> [AIM OF THE TASK]: Exclude the pictures, and otherwise reproduce the data in full.

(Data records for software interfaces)
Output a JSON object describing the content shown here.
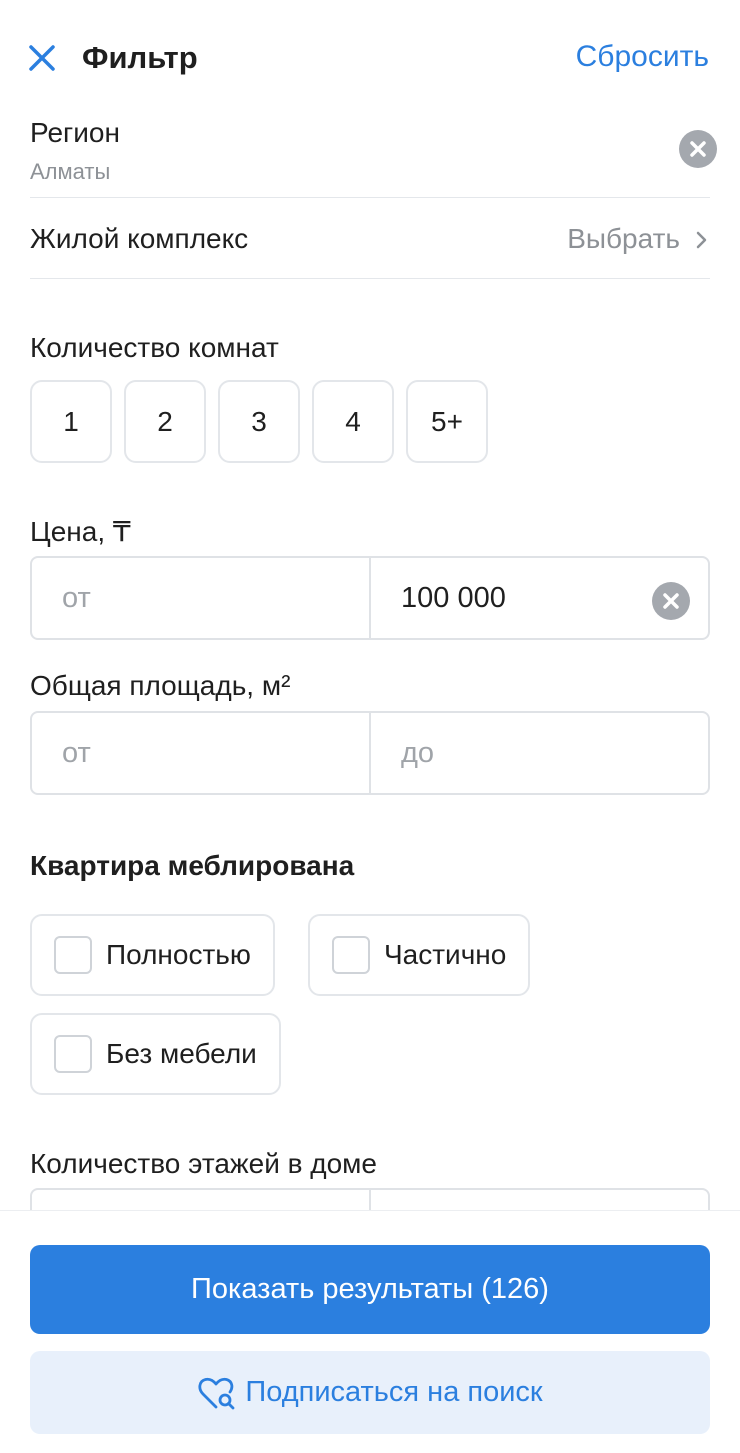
{
  "header": {
    "title": "Фильтр",
    "reset_label": "Сбросить",
    "close_icon": "close-icon"
  },
  "region": {
    "label": "Регион",
    "value": "Алматы"
  },
  "complex": {
    "label": "Жилой комплекс",
    "action": "Выбрать"
  },
  "rooms": {
    "label": "Количество комнат",
    "options": [
      "1",
      "2",
      "3",
      "4",
      "5+"
    ]
  },
  "price": {
    "label": "Цена, ₸",
    "from_placeholder": "от",
    "to_value": "100 000"
  },
  "area": {
    "label": "Общая площадь, м²",
    "from_placeholder": "от",
    "to_placeholder": "до"
  },
  "furnished": {
    "label": "Квартира меблирована",
    "options": [
      "Полностью",
      "Частично",
      "Без мебели"
    ]
  },
  "floors": {
    "label": "Количество этажей в доме"
  },
  "footer": {
    "show_results": "Показать результаты (126)",
    "subscribe": "Подписаться на поиск"
  },
  "colors": {
    "accent": "#2b7fdf",
    "subscribe_bg": "#e8f0fb",
    "muted": "#8d9196"
  }
}
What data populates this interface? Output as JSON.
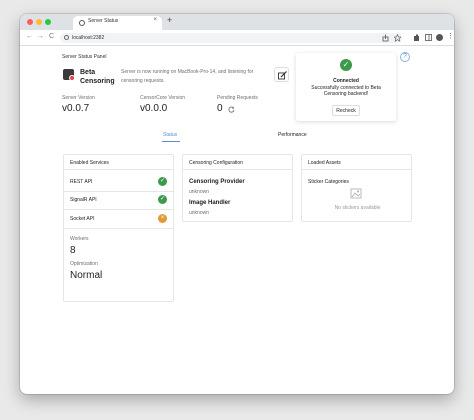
{
  "browser": {
    "tab_title": "Server Status",
    "tab_close": "×",
    "new_tab": "+",
    "url": "localhost:2382",
    "nav_back": "←",
    "nav_forward": "→",
    "nav_reload": "C"
  },
  "panel": {
    "title": "Server Status Panel",
    "app_name": "Beta Censoring",
    "running_text": "Server is now running on MacBook-Pro-14, and listening for censoring requests."
  },
  "stats": [
    {
      "label": "Server Version",
      "value": "v0.0.7"
    },
    {
      "label": "CensorCore Version",
      "value": "v0.0.0"
    },
    {
      "label": "Pending Requests",
      "value": "0"
    }
  ],
  "connection": {
    "status": "Connected",
    "message": "Successfully connected to Beta Censoring backend!",
    "recheck_label": "Recheck"
  },
  "help_icon_glyph": "?",
  "tabs": [
    {
      "label": "Status",
      "active": true
    },
    {
      "label": "Performance",
      "active": false
    }
  ],
  "services": {
    "title": "Enabled Services",
    "items": [
      {
        "label": "REST API",
        "state": "ok",
        "glyph": "✓"
      },
      {
        "label": "SignalR API",
        "state": "ok",
        "glyph": "✓"
      },
      {
        "label": "Socket API",
        "state": "warn",
        "glyph": "×"
      }
    ],
    "workers_label": "Workers",
    "workers_value": "8",
    "optimization_label": "Optimization",
    "optimization_value": "Normal"
  },
  "censoring": {
    "title": "Censoring Configuration",
    "provider_label": "Censoring Provider",
    "provider_value": "unknown",
    "handler_label": "Image Handler",
    "handler_value": "unknown"
  },
  "assets": {
    "title": "Loaded Assets",
    "sticker_label": "Sticker Categories",
    "empty_text": "No stickers available"
  },
  "colors": {
    "accent": "#5b8fc9",
    "success": "#3c9a4a",
    "warning": "#e29a36",
    "close": "#ff5f57",
    "minimize": "#febc2e",
    "maximize": "#28c840"
  }
}
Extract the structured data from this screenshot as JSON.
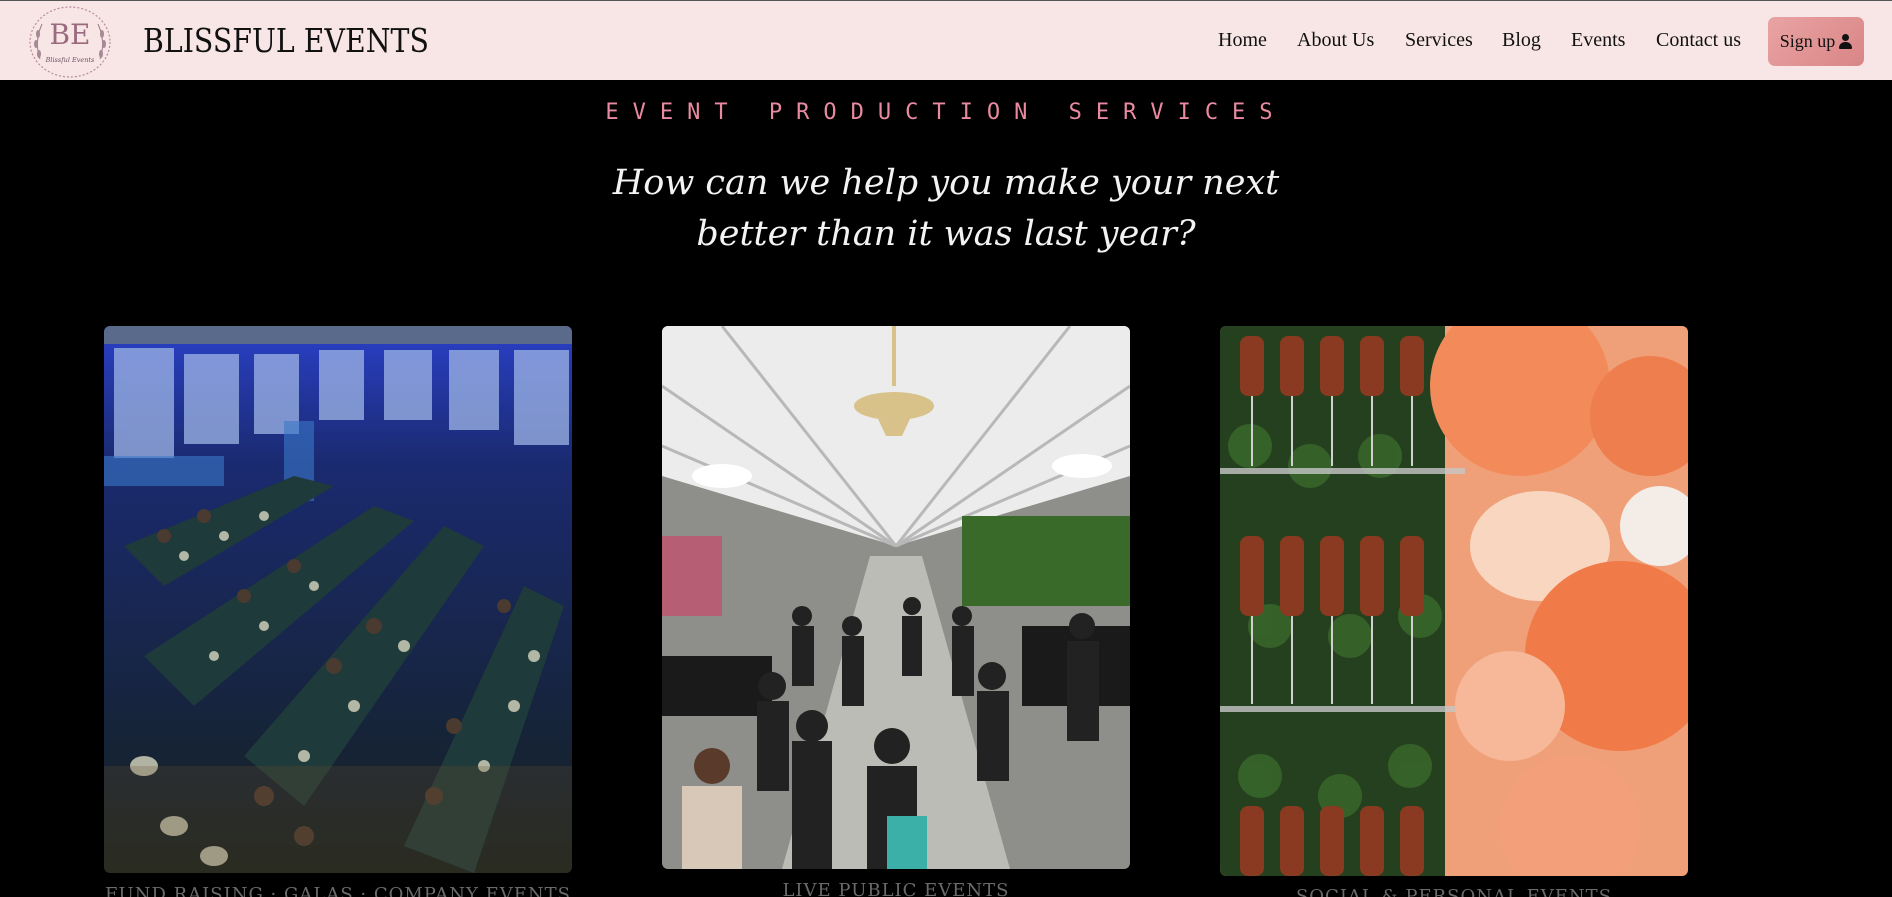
{
  "header": {
    "logo_initials": "BE",
    "logo_script": "Blissful Events",
    "brand": "BLISSFUL EVENTS",
    "nav": [
      "Home",
      "About Us",
      "Services",
      "Blog",
      "Events",
      "Contact us"
    ],
    "signup_label": "Sign up",
    "signup_icon": "user-icon",
    "colors": {
      "bar": "#f8e6e6",
      "signup": "#e29596"
    }
  },
  "section": {
    "eyebrow": "EVENT PRODUCTION SERVICES",
    "headline_line1": "How can we help you make your next",
    "headline_line2": "better than it was last year?",
    "colors": {
      "background": "#000000",
      "eyebrow": "#e98aa0"
    }
  },
  "cards": [
    {
      "image": "banquet hall with guests at long dining tables",
      "caption": "FUND RAISING · GALAS · COMPANY EVENTS"
    },
    {
      "image": "crowd under a white tent with a chandelier",
      "caption": "LIVE PUBLIC EVENTS"
    },
    {
      "image": "champagne glass wall beside orange balloons",
      "caption": "SOCIAL & PERSONAL EVENTS"
    }
  ]
}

> [RESULT OF THE EXERCISE]:
Output a JSON object describing the content shown here.
{
  "header": {
    "title": "Фильтр",
    "reset_label": "Сбросить",
    "close_icon": "close-icon"
  },
  "region": {
    "label": "Регион",
    "value": "Алматы"
  },
  "complex": {
    "label": "Жилой комплекс",
    "action": "Выбрать"
  },
  "rooms": {
    "label": "Количество комнат",
    "options": [
      "1",
      "2",
      "3",
      "4",
      "5+"
    ]
  },
  "price": {
    "label": "Цена, ₸",
    "from_placeholder": "от",
    "to_value": "100 000"
  },
  "area": {
    "label": "Общая площадь, м²",
    "from_placeholder": "от",
    "to_placeholder": "до"
  },
  "furnished": {
    "label": "Квартира меблирована",
    "options": [
      "Полностью",
      "Частично",
      "Без мебели"
    ]
  },
  "floors": {
    "label": "Количество этажей в доме"
  },
  "footer": {
    "show_results": "Показать результаты (126)",
    "subscribe": "Подписаться на поиск"
  },
  "colors": {
    "accent": "#2b7fdf",
    "subscribe_bg": "#e8f0fb",
    "muted": "#8d9196"
  }
}
What data populates this interface? Output as JSON.
{
  "browser": {
    "tab_title": "Server Status",
    "tab_close": "×",
    "new_tab": "+",
    "url": "localhost:2382",
    "nav_back": "←",
    "nav_forward": "→",
    "nav_reload": "C"
  },
  "panel": {
    "title": "Server Status Panel",
    "app_name": "Beta Censoring",
    "running_text": "Server is now running on MacBook-Pro-14, and listening for censoring requests."
  },
  "stats": [
    {
      "label": "Server Version",
      "value": "v0.0.7"
    },
    {
      "label": "CensorCore Version",
      "value": "v0.0.0"
    },
    {
      "label": "Pending Requests",
      "value": "0"
    }
  ],
  "connection": {
    "status": "Connected",
    "message": "Successfully connected to Beta Censoring backend!",
    "recheck_label": "Recheck"
  },
  "help_icon_glyph": "?",
  "tabs": [
    {
      "label": "Status",
      "active": true
    },
    {
      "label": "Performance",
      "active": false
    }
  ],
  "services": {
    "title": "Enabled Services",
    "items": [
      {
        "label": "REST API",
        "state": "ok",
        "glyph": "✓"
      },
      {
        "label": "SignalR API",
        "state": "ok",
        "glyph": "✓"
      },
      {
        "label": "Socket API",
        "state": "warn",
        "glyph": "×"
      }
    ],
    "workers_label": "Workers",
    "workers_value": "8",
    "optimization_label": "Optimization",
    "optimization_value": "Normal"
  },
  "censoring": {
    "title": "Censoring Configuration",
    "provider_label": "Censoring Provider",
    "provider_value": "unknown",
    "handler_label": "Image Handler",
    "handler_value": "unknown"
  },
  "assets": {
    "title": "Loaded Assets",
    "sticker_label": "Sticker Categories",
    "empty_text": "No stickers available"
  },
  "colors": {
    "accent": "#5b8fc9",
    "success": "#3c9a4a",
    "warning": "#e29a36",
    "close": "#ff5f57",
    "minimize": "#febc2e",
    "maximize": "#28c840"
  }
}
Extract the structured data from this screenshot as JSON.
{
  "header": {
    "logo_initials": "BE",
    "logo_script": "Blissful Events",
    "brand": "BLISSFUL EVENTS",
    "nav": [
      "Home",
      "About Us",
      "Services",
      "Blog",
      "Events",
      "Contact us"
    ],
    "signup_label": "Sign up",
    "signup_icon": "user-icon",
    "colors": {
      "bar": "#f8e6e6",
      "signup": "#e29596"
    }
  },
  "section": {
    "eyebrow": "EVENT PRODUCTION SERVICES",
    "headline_line1": "How can we help you make your next",
    "headline_line2": "better than it was last year?",
    "colors": {
      "background": "#000000",
      "eyebrow": "#e98aa0"
    }
  },
  "cards": [
    {
      "image": "banquet hall with guests at long dining tables",
      "caption": "FUND RAISING · GALAS · COMPANY EVENTS"
    },
    {
      "image": "crowd under a white tent with a chandelier",
      "caption": "LIVE PUBLIC EVENTS"
    },
    {
      "image": "champagne glass wall beside orange balloons",
      "caption": "SOCIAL & PERSONAL EVENTS"
    }
  ]
}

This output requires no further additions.